## Work order
Provide only the number of lines in the data below that contain the word "五纵五横".

## Supplied material
····················

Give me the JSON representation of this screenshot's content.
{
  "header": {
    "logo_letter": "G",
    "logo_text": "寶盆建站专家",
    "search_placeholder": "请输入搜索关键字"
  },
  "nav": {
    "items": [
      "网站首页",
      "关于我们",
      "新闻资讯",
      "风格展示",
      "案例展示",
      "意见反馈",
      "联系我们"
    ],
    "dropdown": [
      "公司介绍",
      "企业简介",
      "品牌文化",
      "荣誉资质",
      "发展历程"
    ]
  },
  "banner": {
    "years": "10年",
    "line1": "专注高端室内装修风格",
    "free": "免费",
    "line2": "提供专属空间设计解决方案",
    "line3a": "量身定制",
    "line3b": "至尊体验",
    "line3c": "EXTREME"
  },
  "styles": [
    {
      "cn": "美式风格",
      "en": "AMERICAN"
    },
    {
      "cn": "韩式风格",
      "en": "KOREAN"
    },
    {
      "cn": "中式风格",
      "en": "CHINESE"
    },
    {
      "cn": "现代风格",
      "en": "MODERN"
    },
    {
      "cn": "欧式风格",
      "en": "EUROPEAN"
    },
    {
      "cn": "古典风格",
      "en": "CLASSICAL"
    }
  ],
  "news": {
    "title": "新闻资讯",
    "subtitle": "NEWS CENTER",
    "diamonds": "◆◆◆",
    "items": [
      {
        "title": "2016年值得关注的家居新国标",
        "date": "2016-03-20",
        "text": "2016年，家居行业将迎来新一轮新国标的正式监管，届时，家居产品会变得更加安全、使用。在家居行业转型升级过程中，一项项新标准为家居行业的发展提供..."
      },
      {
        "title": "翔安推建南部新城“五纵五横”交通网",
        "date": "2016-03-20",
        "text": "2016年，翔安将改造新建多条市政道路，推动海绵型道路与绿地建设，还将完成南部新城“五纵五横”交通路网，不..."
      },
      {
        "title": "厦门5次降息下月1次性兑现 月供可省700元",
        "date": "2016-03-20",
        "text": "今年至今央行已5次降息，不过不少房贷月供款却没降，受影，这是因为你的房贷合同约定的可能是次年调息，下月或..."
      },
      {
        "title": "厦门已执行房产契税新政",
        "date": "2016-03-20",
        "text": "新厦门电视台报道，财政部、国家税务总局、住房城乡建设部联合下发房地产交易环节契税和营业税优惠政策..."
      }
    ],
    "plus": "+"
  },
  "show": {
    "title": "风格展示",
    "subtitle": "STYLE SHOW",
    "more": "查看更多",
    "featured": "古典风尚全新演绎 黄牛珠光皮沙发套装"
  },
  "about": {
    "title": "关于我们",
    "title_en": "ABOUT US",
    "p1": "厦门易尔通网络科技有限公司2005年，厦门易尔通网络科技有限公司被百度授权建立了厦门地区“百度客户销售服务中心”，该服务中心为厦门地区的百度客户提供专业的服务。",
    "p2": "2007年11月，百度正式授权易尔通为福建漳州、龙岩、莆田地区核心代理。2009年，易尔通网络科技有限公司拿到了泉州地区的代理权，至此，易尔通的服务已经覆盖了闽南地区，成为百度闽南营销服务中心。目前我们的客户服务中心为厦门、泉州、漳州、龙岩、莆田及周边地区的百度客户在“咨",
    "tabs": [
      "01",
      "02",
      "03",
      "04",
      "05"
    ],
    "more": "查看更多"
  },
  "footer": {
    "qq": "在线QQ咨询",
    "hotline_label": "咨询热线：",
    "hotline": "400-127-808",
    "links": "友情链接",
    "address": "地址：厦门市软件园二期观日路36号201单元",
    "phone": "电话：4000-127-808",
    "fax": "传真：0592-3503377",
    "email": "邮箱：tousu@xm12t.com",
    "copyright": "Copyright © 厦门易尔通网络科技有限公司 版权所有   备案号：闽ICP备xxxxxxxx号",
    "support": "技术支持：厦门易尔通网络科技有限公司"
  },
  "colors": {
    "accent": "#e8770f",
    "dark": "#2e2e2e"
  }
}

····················

## Result
2